• Problem: Exactly as written, print each of the entries.

####################

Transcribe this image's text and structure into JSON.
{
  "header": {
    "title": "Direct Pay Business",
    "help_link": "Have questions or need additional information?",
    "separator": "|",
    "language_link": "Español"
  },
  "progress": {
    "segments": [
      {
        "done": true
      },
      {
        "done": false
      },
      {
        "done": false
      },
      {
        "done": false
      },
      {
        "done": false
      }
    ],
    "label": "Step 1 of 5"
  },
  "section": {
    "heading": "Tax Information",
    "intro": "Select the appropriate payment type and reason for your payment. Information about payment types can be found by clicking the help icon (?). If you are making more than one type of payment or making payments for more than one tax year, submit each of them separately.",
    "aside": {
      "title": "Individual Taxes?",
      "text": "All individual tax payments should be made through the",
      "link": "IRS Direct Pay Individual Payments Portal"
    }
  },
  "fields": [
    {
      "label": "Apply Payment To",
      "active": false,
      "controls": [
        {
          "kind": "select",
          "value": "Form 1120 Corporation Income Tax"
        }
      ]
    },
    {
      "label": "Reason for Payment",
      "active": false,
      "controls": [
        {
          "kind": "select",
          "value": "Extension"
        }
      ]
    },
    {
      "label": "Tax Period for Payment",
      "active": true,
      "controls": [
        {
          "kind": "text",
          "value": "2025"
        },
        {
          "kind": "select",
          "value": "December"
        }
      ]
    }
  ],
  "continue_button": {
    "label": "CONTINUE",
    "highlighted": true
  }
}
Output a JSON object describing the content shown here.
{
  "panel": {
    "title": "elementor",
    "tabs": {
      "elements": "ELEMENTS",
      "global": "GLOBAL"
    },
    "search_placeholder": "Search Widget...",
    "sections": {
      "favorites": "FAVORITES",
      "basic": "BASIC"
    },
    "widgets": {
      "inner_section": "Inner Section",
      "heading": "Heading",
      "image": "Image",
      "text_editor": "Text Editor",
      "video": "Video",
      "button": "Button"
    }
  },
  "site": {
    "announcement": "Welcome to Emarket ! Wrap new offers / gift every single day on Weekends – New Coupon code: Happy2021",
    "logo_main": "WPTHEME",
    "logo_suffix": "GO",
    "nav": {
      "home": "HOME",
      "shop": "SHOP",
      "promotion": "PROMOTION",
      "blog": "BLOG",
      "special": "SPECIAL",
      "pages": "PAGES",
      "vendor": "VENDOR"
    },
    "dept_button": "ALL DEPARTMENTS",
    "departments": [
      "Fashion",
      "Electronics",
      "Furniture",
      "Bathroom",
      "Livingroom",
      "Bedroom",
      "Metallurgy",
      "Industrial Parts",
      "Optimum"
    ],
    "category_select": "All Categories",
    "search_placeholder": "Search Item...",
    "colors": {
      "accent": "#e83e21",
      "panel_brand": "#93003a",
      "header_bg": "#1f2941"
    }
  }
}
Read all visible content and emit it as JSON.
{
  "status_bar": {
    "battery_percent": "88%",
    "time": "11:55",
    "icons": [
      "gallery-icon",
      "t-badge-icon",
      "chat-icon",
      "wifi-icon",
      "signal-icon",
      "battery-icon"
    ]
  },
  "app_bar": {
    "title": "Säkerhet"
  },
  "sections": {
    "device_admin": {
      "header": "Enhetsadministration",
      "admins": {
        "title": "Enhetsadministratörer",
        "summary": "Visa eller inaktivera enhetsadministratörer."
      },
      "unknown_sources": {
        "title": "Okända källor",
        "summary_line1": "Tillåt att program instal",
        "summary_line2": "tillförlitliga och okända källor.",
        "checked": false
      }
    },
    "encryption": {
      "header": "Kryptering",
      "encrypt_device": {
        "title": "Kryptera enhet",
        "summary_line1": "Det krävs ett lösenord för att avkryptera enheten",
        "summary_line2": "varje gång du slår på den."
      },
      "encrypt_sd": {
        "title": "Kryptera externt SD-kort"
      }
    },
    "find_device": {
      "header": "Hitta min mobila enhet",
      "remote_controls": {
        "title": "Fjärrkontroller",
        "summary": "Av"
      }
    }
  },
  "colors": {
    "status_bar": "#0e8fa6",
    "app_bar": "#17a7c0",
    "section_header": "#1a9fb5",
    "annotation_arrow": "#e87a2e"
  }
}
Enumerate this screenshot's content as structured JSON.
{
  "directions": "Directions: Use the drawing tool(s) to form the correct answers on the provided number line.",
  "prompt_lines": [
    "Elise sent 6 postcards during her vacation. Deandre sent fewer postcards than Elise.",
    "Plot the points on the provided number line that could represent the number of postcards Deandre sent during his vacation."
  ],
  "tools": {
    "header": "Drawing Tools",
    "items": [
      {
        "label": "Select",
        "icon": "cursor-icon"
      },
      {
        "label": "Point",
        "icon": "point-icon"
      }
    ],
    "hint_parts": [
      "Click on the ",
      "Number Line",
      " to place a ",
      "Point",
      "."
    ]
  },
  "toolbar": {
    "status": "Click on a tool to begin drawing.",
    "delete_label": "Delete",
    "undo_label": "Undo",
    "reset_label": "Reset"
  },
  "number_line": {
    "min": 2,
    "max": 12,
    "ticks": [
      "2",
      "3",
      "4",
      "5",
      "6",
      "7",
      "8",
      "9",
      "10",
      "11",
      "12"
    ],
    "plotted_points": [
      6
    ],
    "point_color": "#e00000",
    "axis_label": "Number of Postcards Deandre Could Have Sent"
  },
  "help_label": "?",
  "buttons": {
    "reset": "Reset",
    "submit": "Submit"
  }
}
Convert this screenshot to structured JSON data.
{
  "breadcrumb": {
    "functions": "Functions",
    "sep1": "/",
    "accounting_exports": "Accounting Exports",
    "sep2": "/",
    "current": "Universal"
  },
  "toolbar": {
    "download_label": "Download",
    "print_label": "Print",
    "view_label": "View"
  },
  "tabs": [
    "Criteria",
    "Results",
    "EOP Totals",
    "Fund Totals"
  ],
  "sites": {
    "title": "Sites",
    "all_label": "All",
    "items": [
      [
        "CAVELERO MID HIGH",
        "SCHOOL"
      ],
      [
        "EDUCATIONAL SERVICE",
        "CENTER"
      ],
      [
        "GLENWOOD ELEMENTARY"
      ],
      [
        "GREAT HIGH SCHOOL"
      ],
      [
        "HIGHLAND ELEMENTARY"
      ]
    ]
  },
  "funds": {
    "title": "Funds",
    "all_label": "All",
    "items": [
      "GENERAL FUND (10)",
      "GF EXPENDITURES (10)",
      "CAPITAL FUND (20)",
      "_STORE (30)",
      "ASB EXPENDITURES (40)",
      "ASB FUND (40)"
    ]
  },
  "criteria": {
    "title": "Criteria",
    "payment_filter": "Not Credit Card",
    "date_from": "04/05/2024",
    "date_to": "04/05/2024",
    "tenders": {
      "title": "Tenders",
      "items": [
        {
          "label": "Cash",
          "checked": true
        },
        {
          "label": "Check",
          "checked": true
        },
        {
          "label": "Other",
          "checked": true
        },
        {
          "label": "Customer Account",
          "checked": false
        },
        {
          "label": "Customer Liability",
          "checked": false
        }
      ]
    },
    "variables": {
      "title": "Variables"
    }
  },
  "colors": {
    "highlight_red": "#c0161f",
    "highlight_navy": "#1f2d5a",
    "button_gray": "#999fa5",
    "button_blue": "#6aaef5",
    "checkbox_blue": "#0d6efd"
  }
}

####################

• Response to the task:
Transcribe this image's text and structure into JSON.
{
  "header": {
    "title": "Direct Pay Business",
    "help_link": "Have questions or need additional information?",
    "separator": "|",
    "language_link": "Español"
  },
  "progress": {
    "segments": [
      {
        "done": true
      },
      {
        "done": false
      },
      {
        "done": false
      },
      {
        "done": false
      },
      {
        "done": false
      }
    ],
    "label": "Step 1 of 5"
  },
  "section": {
    "heading": "Tax Information",
    "intro": "Select the appropriate payment type and reason for your payment. Information about payment types can be found by clicking the help icon (?). If you are making more than one type of payment or making payments for more than one tax year, submit each of them separately.",
    "aside": {
      "title": "Individual Taxes?",
      "text": "All individual tax payments should be made through the",
      "link": "IRS Direct Pay Individual Payments Portal"
    }
  },
  "fields": [
    {
      "label": "Apply Payment To",
      "active": false,
      "controls": [
        {
          "kind": "select",
          "value": "Form 1120 Corporation Income Tax"
        }
      ]
    },
    {
      "label": "Reason for Payment",
      "active": false,
      "controls": [
        {
          "kind": "select",
          "value": "Extension"
        }
      ]
    },
    {
      "label": "Tax Period for Payment",
      "active": true,
      "controls": [
        {
          "kind": "text",
          "value": "2025"
        },
        {
          "kind": "select",
          "value": "December"
        }
      ]
    }
  ],
  "continue_button": {
    "label": "CONTINUE",
    "highlighted": true
  }
}
Output a JSON object describing the content shown here.
{
  "panel": {
    "title": "elementor",
    "tabs": {
      "elements": "ELEMENTS",
      "global": "GLOBAL"
    },
    "search_placeholder": "Search Widget...",
    "sections": {
      "favorites": "FAVORITES",
      "basic": "BASIC"
    },
    "widgets": {
      "inner_section": "Inner Section",
      "heading": "Heading",
      "image": "Image",
      "text_editor": "Text Editor",
      "video": "Video",
      "button": "Button"
    }
  },
  "site": {
    "announcement": "Welcome to Emarket ! Wrap new offers / gift every single day on Weekends – New Coupon code: Happy2021",
    "logo_main": "WPTHEME",
    "logo_suffix": "GO",
    "nav": {
      "home": "HOME",
      "shop": "SHOP",
      "promotion": "PROMOTION",
      "blog": "BLOG",
      "special": "SPECIAL",
      "pages": "PAGES",
      "vendor": "VENDOR"
    },
    "dept_button": "ALL DEPARTMENTS",
    "departments": [
      "Fashion",
      "Electronics",
      "Furniture",
      "Bathroom",
      "Livingroom",
      "Bedroom",
      "Metallurgy",
      "Industrial Parts",
      "Optimum"
    ],
    "category_select": "All Categories",
    "search_placeholder": "Search Item...",
    "colors": {
      "accent": "#e83e21",
      "panel_brand": "#93003a",
      "header_bg": "#1f2941"
    }
  }
}
Read all visible content and emit it as JSON.
{
  "status_bar": {
    "battery_percent": "88%",
    "time": "11:55",
    "icons": [
      "gallery-icon",
      "t-badge-icon",
      "chat-icon",
      "wifi-icon",
      "signal-icon",
      "battery-icon"
    ]
  },
  "app_bar": {
    "title": "Säkerhet"
  },
  "sections": {
    "device_admin": {
      "header": "Enhetsadministration",
      "admins": {
        "title": "Enhetsadministratörer",
        "summary": "Visa eller inaktivera enhetsadministratörer."
      },
      "unknown_sources": {
        "title": "Okända källor",
        "summary_line1": "Tillåt att program instal",
        "summary_line2": "tillförlitliga och okända källor.",
        "checked": false
      }
    },
    "encryption": {
      "header": "Kryptering",
      "encrypt_device": {
        "title": "Kryptera enhet",
        "summary_line1": "Det krävs ett lösenord för att avkryptera enheten",
        "summary_line2": "varje gång du slår på den."
      },
      "encrypt_sd": {
        "title": "Kryptera externt SD-kort"
      }
    },
    "find_device": {
      "header": "Hitta min mobila enhet",
      "remote_controls": {
        "title": "Fjärrkontroller",
        "summary": "Av"
      }
    }
  },
  "colors": {
    "status_bar": "#0e8fa6",
    "app_bar": "#17a7c0",
    "section_header": "#1a9fb5",
    "annotation_arrow": "#e87a2e"
  }
}
Enumerate this screenshot's content as structured JSON.
{
  "directions": "Directions: Use the drawing tool(s) to form the correct answers on the provided number line.",
  "prompt_lines": [
    "Elise sent 6 postcards during her vacation. Deandre sent fewer postcards than Elise.",
    "Plot the points on the provided number line that could represent the number of postcards Deandre sent during his vacation."
  ],
  "tools": {
    "header": "Drawing Tools",
    "items": [
      {
        "label": "Select",
        "icon": "cursor-icon"
      },
      {
        "label": "Point",
        "icon": "point-icon"
      }
    ],
    "hint_parts": [
      "Click on the ",
      "Number Line",
      " to place a ",
      "Point",
      "."
    ]
  },
  "toolbar": {
    "status": "Click on a tool to begin drawing.",
    "delete_label": "Delete",
    "undo_label": "Undo",
    "reset_label": "Reset"
  },
  "number_line": {
    "min": 2,
    "max": 12,
    "ticks": [
      "2",
      "3",
      "4",
      "5",
      "6",
      "7",
      "8",
      "9",
      "10",
      "11",
      "12"
    ],
    "plotted_points": [
      6
    ],
    "point_color": "#e00000",
    "axis_label": "Number of Postcards Deandre Could Have Sent"
  },
  "help_label": "?",
  "buttons": {
    "reset": "Reset",
    "submit": "Submit"
  }
}
Convert this screenshot to structured JSON data.
{
  "breadcrumb": {
    "functions": "Functions",
    "sep1": "/",
    "accounting_exports": "Accounting Exports",
    "sep2": "/",
    "current": "Universal"
  },
  "toolbar": {
    "download_label": "Download",
    "print_label": "Print",
    "view_label": "View"
  },
  "tabs": [
    "Criteria",
    "Results",
    "EOP Totals",
    "Fund Totals"
  ],
  "sites": {
    "title": "Sites",
    "all_label": "All",
    "items": [
      [
        "CAVELERO MID HIGH",
        "SCHOOL"
      ],
      [
        "EDUCATIONAL SERVICE",
        "CENTER"
      ],
      [
        "GLENWOOD ELEMENTARY"
      ],
      [
        "GREAT HIGH SCHOOL"
      ],
      [
        "HIGHLAND ELEMENTARY"
      ]
    ]
  },
  "funds": {
    "title": "Funds",
    "all_label": "All",
    "items": [
      "GENERAL FUND (10)",
      "GF EXPENDITURES (10)",
      "CAPITAL FUND (20)",
      "_STORE (30)",
      "ASB EXPENDITURES (40)",
      "ASB FUND (40)"
    ]
  },
  "criteria": {
    "title": "Criteria",
    "payment_filter": "Not Credit Card",
    "date_from": "04/05/2024",
    "date_to": "04/05/2024",
    "tenders": {
      "title": "Tenders",
      "items": [
        {
          "label": "Cash",
          "checked": true
        },
        {
          "label": "Check",
          "checked": true
        },
        {
          "label": "Other",
          "checked": true
        },
        {
          "label": "Customer Account",
          "checked": false
        },
        {
          "label": "Customer Liability",
          "checked": false
        }
      ]
    },
    "variables": {
      "title": "Variables"
    }
  },
  "colors": {
    "highlight_red": "#c0161f",
    "highlight_navy": "#1f2d5a",
    "button_gray": "#999fa5",
    "button_blue": "#6aaef5",
    "checkbox_blue": "#0d6efd"
  }
}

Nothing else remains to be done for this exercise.